**Task goal**
Write the listing out once more, with every line exactly as it stands.

**Supplied records**
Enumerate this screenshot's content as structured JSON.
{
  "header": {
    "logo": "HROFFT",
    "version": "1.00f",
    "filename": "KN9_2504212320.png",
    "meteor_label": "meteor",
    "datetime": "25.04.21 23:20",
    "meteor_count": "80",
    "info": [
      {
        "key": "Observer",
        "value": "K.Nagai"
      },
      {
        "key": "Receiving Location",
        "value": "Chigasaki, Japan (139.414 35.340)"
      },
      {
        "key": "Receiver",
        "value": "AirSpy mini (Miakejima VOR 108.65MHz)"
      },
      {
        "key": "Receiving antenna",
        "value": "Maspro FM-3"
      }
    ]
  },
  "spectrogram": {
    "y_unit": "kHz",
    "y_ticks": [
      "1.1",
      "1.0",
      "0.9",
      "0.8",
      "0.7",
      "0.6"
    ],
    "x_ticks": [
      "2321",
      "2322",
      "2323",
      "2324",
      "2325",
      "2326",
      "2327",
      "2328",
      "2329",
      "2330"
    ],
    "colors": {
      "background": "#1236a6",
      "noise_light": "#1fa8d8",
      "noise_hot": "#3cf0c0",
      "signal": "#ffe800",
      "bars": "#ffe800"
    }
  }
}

**Exercise answer**
Enumerate this screenshot's content as structured JSON.
{
  "header": {
    "logo": "HROFFT",
    "version": "1.00f",
    "filename": "KN9_2504212320.png",
    "meteor_label": "meteor",
    "datetime": "25.04.21 23:20",
    "meteor_count": "80",
    "info": [
      {
        "key": "Observer",
        "value": "K.Nagai"
      },
      {
        "key": "Receiving Location",
        "value": "Chigasaki, Japan (139.414 35.340)"
      },
      {
        "key": "Receiver",
        "value": "AirSpy mini (Miakejima VOR 108.65MHz)"
      },
      {
        "key": "Receiving antenna",
        "value": "Maspro FM-3"
      }
    ]
  },
  "spectrogram": {
    "y_unit": "kHz",
    "y_ticks": [
      "1.1",
      "1.0",
      "0.9",
      "0.8",
      "0.7",
      "0.6"
    ],
    "x_ticks": [
      "2321",
      "2322",
      "2323",
      "2324",
      "2325",
      "2326",
      "2327",
      "2328",
      "2329",
      "2330"
    ],
    "colors": {
      "background": "#1236a6",
      "noise_light": "#1fa8d8",
      "noise_hot": "#3cf0c0",
      "signal": "#ffe800",
      "bars": "#ffe800"
    }
  }
}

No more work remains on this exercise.